The most common mistakes when using and conserving olive oil

Extra virgin olive oil is the main pillar of the Mediterranean diet and we should take care of it the way it deserves. Such a valuable product is worth our attention both when conserving it and when using it for cooking. Today I’ll share a few tips to make your oil last longer in optimal condition and to allow you to make the most of all its flavor.

You probably use extra virgin olive oil on a daily basis, just like me. Over the years I have learned to take care of little details that are often neglected in day-to-day use. Reading and listening to advice–anything is welcome when it comes to taking care of our liquid gold so as not to make any mistakes when using, consuming and conserving it.

Single raw salmon steak on wooden cutting board. Some ingredients for cooking salmon like lime, salt, pepper, rosemary and olive oil are visible on background. DSRL studio photo taken with Canon EOS 5D Mk II and Canon EF 100mm f/2.8L Macro IS USM

The first mistake is crystal clear: cooking with anything other than extra virgin olive oil. The notion that extra virgin oil, being of higher quality, should only be consumed uncooked is widespread. But EVOO is perfect for cooking for a number of reasons. For instance, it boosts the flavor of foods and makes them conserve their properties much better–and that in itself is a health benefit.


When cooking with olive oil there are a number of very common mistakes that we often make. One of them is pouring some oil on a cold frying pan when we are going to prepare something grilled. Here we’ll see that the oil starts smoking, meaning that it’s burning, and you surely won’t get the benefits you could from it.

What’s the solution? Very simple: pour the oil on when the frying pan is already hot or pour it on the food we are about to put in the pan.

Professional chef preparing meal in private house: Soffritto for risotto

Another mistake is frying with very little oil. Contrary to what many think, food must be fully submerged in the hot oil to cook the fat part correctly. And some food might stick to the frying pan if you err on the stingy side.


My dear friend, because of my moral commitment to nature and what it gives us as human beings, take my word for what I am about to tell you. Never pour the oil you are no longer going to use down the drain. Sift it into a jar and take it to a local waste facility to avoid polluting and so that it can be recycled into soap, detergent or even bio fuel.


Temperature is crucial for conserving oil. Until I was aware of this fact, I used to leave the bottle near the stove when I was cooking because I would be using it again right away. The oil will get warmer even though it’s in the bottle, and that’s not good for its conservation. My advice is clear: keep your bottle of oil away from the heat while you’re cooking.

You should also consider the temperature when you are not cooking. Ideally, oil should be stored in a cool, dry place at a temperature of around 17° C (63° F). Also protect it from light, another factor that will accelerate its deterioration.

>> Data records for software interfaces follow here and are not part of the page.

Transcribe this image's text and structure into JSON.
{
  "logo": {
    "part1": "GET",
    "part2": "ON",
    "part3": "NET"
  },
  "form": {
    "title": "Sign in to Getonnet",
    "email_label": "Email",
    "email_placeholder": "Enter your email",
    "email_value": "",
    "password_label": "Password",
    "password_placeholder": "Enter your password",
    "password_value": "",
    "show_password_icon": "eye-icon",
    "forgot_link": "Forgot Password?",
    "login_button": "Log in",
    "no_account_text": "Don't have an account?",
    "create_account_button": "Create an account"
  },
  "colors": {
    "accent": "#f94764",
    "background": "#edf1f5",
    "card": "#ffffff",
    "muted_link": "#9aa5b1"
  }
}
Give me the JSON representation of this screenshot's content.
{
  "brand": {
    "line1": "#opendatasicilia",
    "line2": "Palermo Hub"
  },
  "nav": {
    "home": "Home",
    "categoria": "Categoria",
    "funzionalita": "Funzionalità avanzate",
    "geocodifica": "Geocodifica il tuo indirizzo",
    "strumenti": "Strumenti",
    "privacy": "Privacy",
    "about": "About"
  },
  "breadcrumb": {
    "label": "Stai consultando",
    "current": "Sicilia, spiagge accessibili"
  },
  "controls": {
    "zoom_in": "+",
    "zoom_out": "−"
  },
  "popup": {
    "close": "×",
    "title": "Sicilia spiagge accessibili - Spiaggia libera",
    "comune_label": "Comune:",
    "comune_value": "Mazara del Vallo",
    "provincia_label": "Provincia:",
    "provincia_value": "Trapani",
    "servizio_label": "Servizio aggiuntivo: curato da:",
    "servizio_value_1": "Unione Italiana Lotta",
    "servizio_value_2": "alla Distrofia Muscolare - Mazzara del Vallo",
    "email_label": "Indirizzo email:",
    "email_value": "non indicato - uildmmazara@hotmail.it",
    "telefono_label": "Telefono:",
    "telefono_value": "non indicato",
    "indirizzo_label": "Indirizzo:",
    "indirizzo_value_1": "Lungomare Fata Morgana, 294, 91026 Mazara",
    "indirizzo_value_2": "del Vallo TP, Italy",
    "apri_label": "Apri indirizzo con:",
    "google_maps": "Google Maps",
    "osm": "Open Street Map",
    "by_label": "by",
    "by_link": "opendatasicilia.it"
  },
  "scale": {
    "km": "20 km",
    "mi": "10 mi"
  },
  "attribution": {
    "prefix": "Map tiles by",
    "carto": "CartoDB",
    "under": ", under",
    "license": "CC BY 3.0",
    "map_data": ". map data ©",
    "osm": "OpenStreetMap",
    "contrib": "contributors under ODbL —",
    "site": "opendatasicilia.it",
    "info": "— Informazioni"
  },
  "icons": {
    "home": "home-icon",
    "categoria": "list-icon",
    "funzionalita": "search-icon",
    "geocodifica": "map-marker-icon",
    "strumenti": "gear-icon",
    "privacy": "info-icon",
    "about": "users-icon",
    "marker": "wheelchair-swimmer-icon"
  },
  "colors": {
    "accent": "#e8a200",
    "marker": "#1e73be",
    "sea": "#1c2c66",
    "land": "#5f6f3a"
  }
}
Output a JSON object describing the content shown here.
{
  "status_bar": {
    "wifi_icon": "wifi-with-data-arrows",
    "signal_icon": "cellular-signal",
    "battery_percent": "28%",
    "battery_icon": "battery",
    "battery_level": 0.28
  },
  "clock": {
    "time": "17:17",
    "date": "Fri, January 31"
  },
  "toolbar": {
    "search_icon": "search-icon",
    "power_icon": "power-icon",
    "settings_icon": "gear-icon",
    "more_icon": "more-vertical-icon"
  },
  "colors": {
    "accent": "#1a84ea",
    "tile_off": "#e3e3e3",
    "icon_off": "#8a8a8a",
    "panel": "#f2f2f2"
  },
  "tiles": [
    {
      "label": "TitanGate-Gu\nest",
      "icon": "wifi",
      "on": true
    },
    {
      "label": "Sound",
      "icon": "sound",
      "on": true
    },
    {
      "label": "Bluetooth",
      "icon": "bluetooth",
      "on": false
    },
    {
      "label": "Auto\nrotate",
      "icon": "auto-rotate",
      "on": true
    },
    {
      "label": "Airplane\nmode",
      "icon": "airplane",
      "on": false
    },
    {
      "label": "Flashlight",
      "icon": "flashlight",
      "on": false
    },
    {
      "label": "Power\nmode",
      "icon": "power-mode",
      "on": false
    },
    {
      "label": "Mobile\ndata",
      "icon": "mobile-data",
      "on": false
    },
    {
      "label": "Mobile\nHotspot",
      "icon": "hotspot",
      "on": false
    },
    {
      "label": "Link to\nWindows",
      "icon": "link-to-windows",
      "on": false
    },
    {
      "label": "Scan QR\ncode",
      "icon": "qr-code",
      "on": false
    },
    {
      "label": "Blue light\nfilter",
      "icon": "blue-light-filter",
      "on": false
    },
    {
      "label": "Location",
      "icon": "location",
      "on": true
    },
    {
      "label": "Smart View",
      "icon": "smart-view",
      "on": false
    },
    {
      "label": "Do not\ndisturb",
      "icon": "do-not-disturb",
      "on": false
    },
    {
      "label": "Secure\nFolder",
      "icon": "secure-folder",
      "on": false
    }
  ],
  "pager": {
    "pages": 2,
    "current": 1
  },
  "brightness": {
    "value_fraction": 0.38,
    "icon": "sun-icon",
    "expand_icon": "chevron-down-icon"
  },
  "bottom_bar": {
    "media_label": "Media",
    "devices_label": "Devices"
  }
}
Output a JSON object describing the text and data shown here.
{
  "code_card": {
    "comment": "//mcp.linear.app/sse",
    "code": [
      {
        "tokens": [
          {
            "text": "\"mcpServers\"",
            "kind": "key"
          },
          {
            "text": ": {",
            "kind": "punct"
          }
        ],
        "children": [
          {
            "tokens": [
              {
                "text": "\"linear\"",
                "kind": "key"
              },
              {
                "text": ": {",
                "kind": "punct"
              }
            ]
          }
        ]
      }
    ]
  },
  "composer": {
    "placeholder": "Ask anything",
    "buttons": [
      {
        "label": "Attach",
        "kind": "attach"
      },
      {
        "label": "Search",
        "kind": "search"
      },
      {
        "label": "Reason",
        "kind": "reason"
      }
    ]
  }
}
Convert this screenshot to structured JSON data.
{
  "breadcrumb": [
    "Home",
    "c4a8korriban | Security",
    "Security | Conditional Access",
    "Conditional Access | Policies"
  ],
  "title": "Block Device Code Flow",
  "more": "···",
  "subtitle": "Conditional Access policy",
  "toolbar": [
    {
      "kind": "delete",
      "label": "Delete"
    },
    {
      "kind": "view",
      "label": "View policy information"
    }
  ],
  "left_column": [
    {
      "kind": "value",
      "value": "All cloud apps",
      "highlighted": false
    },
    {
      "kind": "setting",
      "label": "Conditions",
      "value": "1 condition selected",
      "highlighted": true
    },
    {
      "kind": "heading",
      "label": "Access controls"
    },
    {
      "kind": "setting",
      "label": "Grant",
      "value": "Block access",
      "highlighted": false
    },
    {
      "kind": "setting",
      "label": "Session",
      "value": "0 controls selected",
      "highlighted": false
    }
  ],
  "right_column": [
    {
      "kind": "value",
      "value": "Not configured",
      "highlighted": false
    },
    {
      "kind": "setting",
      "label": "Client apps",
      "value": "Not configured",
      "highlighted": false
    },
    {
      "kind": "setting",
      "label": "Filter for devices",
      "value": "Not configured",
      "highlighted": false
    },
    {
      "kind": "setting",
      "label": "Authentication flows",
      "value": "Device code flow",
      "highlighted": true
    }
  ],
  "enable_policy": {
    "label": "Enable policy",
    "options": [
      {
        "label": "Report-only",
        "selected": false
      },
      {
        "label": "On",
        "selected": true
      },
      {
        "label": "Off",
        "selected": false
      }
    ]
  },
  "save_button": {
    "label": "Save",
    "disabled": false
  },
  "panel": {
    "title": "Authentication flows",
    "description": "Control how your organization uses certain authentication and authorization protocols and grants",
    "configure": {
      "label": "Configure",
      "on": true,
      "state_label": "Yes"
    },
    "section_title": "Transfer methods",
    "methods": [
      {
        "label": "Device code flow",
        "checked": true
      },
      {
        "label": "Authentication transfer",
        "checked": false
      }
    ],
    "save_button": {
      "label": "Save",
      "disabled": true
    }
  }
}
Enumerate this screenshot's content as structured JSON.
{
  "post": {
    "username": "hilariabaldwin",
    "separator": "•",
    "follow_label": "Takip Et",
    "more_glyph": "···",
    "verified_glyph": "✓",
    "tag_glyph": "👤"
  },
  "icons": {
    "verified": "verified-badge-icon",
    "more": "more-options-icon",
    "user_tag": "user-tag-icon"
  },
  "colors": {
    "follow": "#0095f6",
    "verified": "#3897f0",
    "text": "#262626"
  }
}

This is why I recommend storing the oil in a dark glass bottle, that way you will minimize the effect of light. Please note that Carapelli’s bottles are perfect to guarantee the conservation of the oil’s color, flavor and aroma.


The next mistake I have often made is that of not buying the right sized bottle (or can) according to how fast I am going to use the oil. I’ll explain this. Before buying you should think of how long the product is going to be in use.

If you are not going to consume a large amount of oil over a short period, then you should buy smaller bottles. Why is this? As you use up the oil in the bottle, air takes up the space previously filled by our liquid gold. Oxygen speeds up the oil’s deterioration. The larger the space taken up by oxygen, the greater the deterioration of the oil. This is why glass is better than plastic, because it lets less oxygen get in.

Top view of two fresh sea bream on a wooden cutting board ready for cooking with herb and spices shot on rustic kitchen table. The pan is surrounded by many ingredients and spices for cooking fish like lemon, garlic, tomatoes, parsley, chive, olive oil, salt, pepper and others. Low key DSRL studio photo taken with Canon EOS 5D Mk II and Canon EF 100mm f/2.8L Macro IS USM

I’ve laid before you a series of common mistakes that we all make every now and then, and I’m no exception. The important thing is becoming aware of these facts, so that we can learn from the advice and put it into practice. EVOO is a living food and that’s why we need to learn to conserve it. Carapelli seeks the maximum quality from the olive tree to our table. My advice seeks to prevent losing that quality. In any event, if you make any of these mistakes the oil is still perfectly usable. But if you avoid these mistakes, your enjoyment of extra virgin olive oil will be much greater!